Moving to a new home or apartment can be an intricate experience, but if you have a pet, you’ll have a whole new set of challenges to conquer. If you’ve hired residential movers, you should know that transporting your pet will be your responsibility, which is actually a good thing since your pets look to you for comfort during stressful times (like relocating!).
Here’s how you can take some of the pressure off your pet — and yourself — on moving day:
Prepare an Overnight Bag for Your Pet
There are some things you won’t want to put on a moving truck, such as your pet’s food, their carrier, leash, food and water bowls, and toys. These are items your pet will likely need before you’re able to start unpacking, so make your pet their own overnight bag to keep these items within arm’s reach.
Ideally, you’ll have a few day’s worth of supplies on hand so you don’t have to stop in the middle of packing to make a store run.

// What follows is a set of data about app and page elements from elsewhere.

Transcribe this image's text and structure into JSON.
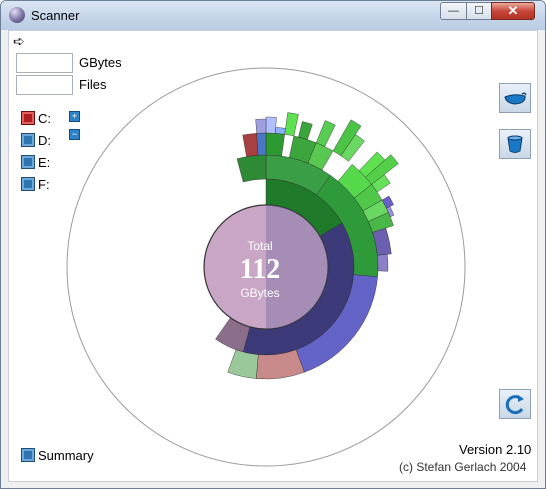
{
  "window": {
    "title": "Scanner",
    "close_glyph": "✕",
    "min_glyph": "—",
    "max_glyph": "☐"
  },
  "toolbar": {
    "arrow_icon": "arrow-right-icon",
    "arrow_glyph": "➪"
  },
  "stats": {
    "gbytes_label": "GBytes",
    "gbytes_value": "",
    "files_label": "Files",
    "files_value": ""
  },
  "drives": [
    {
      "label": "C:",
      "selected": true
    },
    {
      "label": "D:",
      "selected": false
    },
    {
      "label": "E:",
      "selected": false
    },
    {
      "label": "F:",
      "selected": false
    }
  ],
  "expand": {
    "plus_glyph": "+",
    "minus_glyph": "−"
  },
  "center": {
    "caption_top": "Total",
    "value": "112",
    "caption_bottom": "GBytes"
  },
  "side_buttons": [
    "tub-icon",
    "cup-icon",
    "refresh-icon"
  ],
  "footer": {
    "version": "Version 2.10",
    "copyright": "(c) Stefan Gerlach 2004",
    "summary": "Summary"
  },
  "colors": {
    "center_fill": "#c9a6c6",
    "ring_blue": "#3c3a78",
    "green": "#2f9a3a",
    "lime": "#55d84a",
    "accent": "#2d74b3"
  }
}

You’ll also want to include their vet records, rabies tag, and other important documents so they don’t become lost in the shuffle.
Find a Safe Space for Your Pet During the Move
Your pets should stay as far away from the action as possible during the move. Even professional residential movers may find it a safety hazard to have your pet running back and forth as they pack up your home.
Many pet owners choose to board their dogs and cats at a professional kennel before the moving truck arrives. If this isn’t an option, consider confining them to a bedroom or fenced-in backyard until it’s time to leave.
Move Your Pet Last
It’s a good idea to move your house before you move your pet. At the very least, have your furniture arranged and your pet’s familiar items placed where they can find them. Your pet can adapt faster when they enter a new home with items they recognise versus an empty home filled with strange people and chaos.
Once you have a room set up, introduce your pet to their new home so they can start getting comfortable in their environment.
Snap a Photo of Your Pet
No matter how much your pet loves you, the stress and chaos of moving can cause them to act erratically. If they fly the coop before they can become acclimated to their new surroundings, you’ll have to go out looking for them. Having a recent photo of your pet can help you on your rescue mission — neighbors can keep an eye out for them and send them home if found.
Update Their Info with the Vet
Last but not least, once you get settled you’ll want to reach out to your vet to update your pet’s new address. You won’t want to miss important appointment reminders and updates from your vet that will keep your pet happy and healthy.
If you’ve moved outside of your local area, make it a priority to find a new vet and get your pet’s records transferred. You should also update their microchip information in case your pet were to become lost in their new neighbourhood.
Need more tips from the best residential movers? Head back to the blog or reach out in person!